Meagan, 27 years old, Texas

I love this book and the memories it holds for me. I love looking back over the years and seeing the paths God has brought me down. I love grace, forgiveness, second chances and fresh starts. I love perspective and knowing a little bit of it can change anything and everything. I love learning new lessons and knowing that I don’t HAVE to make the same mistake twice. I love that each day is fresh, with no mistakes in it yet and that if I am going to make a mistake I can choose to make a NEW mistake. I love being a mom and the front row view of a young boy’s discoveries that it affords me. I love waking up, walking into my son’s room and seeing the beautiful smile that lights up his face when he sees me. I love soft, curly, baby-scented locks of hair and the smell of baby skin right after a bath. I love fat little feet, pudgy dimpled hands, toothless grins and drool covered chins. I love giggles and smiles, snuggles and tickles, even wails and screams. I love ‘watching the wheels turn’ as my son explores, tests, and learns about our great big world. I love being a parent and finally understanding the magnitude of God’s love for his son and what the sacrifice of that son really meant. I love the way becoming a parent has strengthened my relationship with my parents and increased my respect for them ten-fold. I love being on the front side of beginning our little family and daydreaming about our future children. I love talking and praying about our hopes, dreams, and the wonderful things God has in store for our family. I love being a part of a church body and the accountability and opportunity it provides for meaningful relationships with other Christians. I love having Christian friends who are warm and friendly and who truly embody the spirit of Christ. I love knowing those friends would not only welcome newcomers and nonbelievers but would love them and embrace them. I love the opportunity to share my story and the fact that God trusts us enough to allow us to share the greatest story ever told. I love knowing that even though I’ve tried to create a list of the things that I love that the love I have in my heart for God and the blessings he has given me is too immeasurable to be contained in a book.

Love never fails.
1 Corinthians 13:8
What do you love?

Saturday, December 02, 2006

Places I've Been

Here is a sampling of some of the places I've been this week; I hope these blogs are as beneficial to you as they were to me.

Check out this post by Jim Martin entitled, "The One You Can Count On" about some of the disappointments we all experience during the holiday season.

Check out this month's edition of the Christian Women Online Magazine.

Check out "A Frugal Christmas" by financial guru, Dave Ramsey, about not allowing Christmas to send you into debt along with helpful suggestions for inexpensive gifting.

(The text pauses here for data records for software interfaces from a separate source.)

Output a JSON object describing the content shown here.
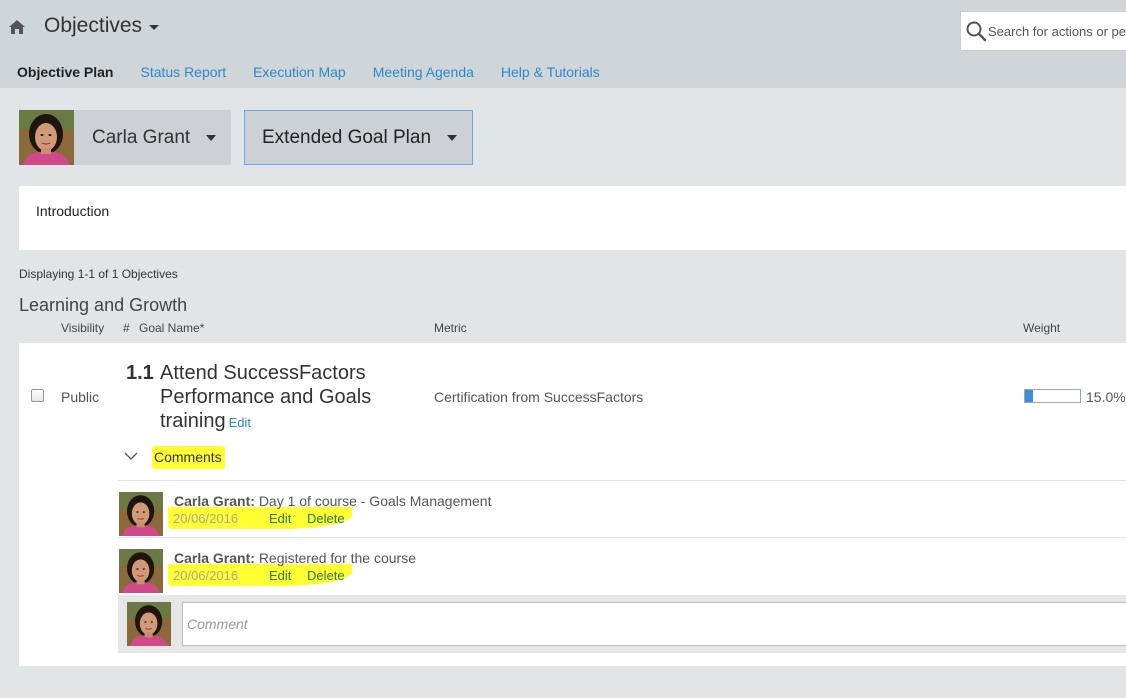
{
  "header": {
    "app_title": "Objectives",
    "search_placeholder": "Search for actions or people"
  },
  "nav": {
    "tabs": [
      {
        "label": "Objective Plan",
        "active": true
      },
      {
        "label": "Status Report",
        "active": false
      },
      {
        "label": "Execution Map",
        "active": false
      },
      {
        "label": "Meeting Agenda",
        "active": false
      },
      {
        "label": "Help & Tutorials",
        "active": false
      }
    ]
  },
  "selectors": {
    "person_name": "Carla Grant",
    "plan_name": "Extended Goal Plan"
  },
  "intro": {
    "label": "Introduction"
  },
  "list": {
    "displaying": "Displaying 1-1 of 1 Objectives",
    "section_title": "Learning and Growth",
    "columns": {
      "visibility": "Visibility",
      "number": "#",
      "goal_name": "Goal Name*",
      "metric": "Metric",
      "weight": "Weight"
    }
  },
  "objective": {
    "visibility": "Public",
    "number": "1.1",
    "name": "Attend SuccessFactors Performance and Goals training",
    "edit_label": "Edit",
    "metric": "Certification from SuccessFactors",
    "weight_label": "15.0%",
    "weight_fraction": 0.15
  },
  "comments": {
    "toggle_label": "Comments",
    "items": [
      {
        "author": "Carla Grant:",
        "text": "Day 1 of course - Goals Management",
        "date": "20/06/2016",
        "edit": "Edit",
        "delete": "Delete"
      },
      {
        "author": "Carla Grant:",
        "text": "Registered for the course",
        "date": "20/06/2016",
        "edit": "Edit",
        "delete": "Delete"
      }
    ],
    "input_placeholder": "Comment"
  },
  "colors": {
    "link_blue": "#2a8ac8",
    "highlight_yellow": "#ffff33",
    "topbar_gray": "#d0d5d9",
    "weight_bar_fill": "#3f8fd2"
  },
  "icons": {
    "home": "home-icon",
    "search": "search-icon",
    "dropdown": "caret-down-icon",
    "expand": "chevron-down-icon",
    "avatar": "user-avatar"
  }
}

I don't know about you but I definitely needed the reminder!

Where have you been?